EXERCISE OBJECTIVE: Read the lines below. Copy out any that hold the string "elements".

(Interface dataset entries)
—————

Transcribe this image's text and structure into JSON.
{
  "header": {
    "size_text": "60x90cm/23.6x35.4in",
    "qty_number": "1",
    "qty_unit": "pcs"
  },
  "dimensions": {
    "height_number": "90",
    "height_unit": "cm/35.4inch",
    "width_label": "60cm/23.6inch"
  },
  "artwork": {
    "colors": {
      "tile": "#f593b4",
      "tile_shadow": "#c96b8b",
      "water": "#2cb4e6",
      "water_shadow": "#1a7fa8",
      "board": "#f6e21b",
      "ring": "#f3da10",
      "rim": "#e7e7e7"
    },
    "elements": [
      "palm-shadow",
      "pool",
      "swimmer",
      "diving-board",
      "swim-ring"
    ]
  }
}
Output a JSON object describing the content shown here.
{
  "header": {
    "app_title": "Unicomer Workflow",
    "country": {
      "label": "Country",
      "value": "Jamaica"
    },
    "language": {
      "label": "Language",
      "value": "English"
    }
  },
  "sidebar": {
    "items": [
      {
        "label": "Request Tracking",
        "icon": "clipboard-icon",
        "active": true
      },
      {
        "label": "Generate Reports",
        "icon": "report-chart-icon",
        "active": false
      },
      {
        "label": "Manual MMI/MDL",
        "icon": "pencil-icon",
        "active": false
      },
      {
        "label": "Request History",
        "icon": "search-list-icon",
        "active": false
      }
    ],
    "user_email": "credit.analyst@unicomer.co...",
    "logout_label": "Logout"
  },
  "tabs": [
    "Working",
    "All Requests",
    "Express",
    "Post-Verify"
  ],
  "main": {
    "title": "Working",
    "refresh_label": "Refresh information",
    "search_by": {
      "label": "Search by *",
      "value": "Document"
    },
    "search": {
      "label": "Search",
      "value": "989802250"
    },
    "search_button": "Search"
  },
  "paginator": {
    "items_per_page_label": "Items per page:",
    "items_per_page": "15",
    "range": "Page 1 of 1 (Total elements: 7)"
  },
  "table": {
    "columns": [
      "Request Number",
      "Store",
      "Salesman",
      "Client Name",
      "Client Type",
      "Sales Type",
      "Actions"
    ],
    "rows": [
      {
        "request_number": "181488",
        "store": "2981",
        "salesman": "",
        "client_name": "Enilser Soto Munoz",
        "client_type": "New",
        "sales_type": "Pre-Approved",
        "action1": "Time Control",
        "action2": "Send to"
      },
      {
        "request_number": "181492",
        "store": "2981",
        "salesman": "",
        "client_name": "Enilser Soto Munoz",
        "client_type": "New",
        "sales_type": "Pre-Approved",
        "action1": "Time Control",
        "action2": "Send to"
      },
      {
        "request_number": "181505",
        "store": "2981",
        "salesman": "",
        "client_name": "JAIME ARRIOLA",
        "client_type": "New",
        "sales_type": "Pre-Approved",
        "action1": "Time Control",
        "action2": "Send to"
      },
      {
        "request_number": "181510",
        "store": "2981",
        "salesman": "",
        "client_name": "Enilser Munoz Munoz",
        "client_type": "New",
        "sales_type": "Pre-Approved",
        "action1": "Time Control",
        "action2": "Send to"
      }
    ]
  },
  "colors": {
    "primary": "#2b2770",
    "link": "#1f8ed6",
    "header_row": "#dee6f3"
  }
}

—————

ANSWER FOR THE TASK:
    "elements": [
    "range": "Page 1 of 1 (Total elements: 7)"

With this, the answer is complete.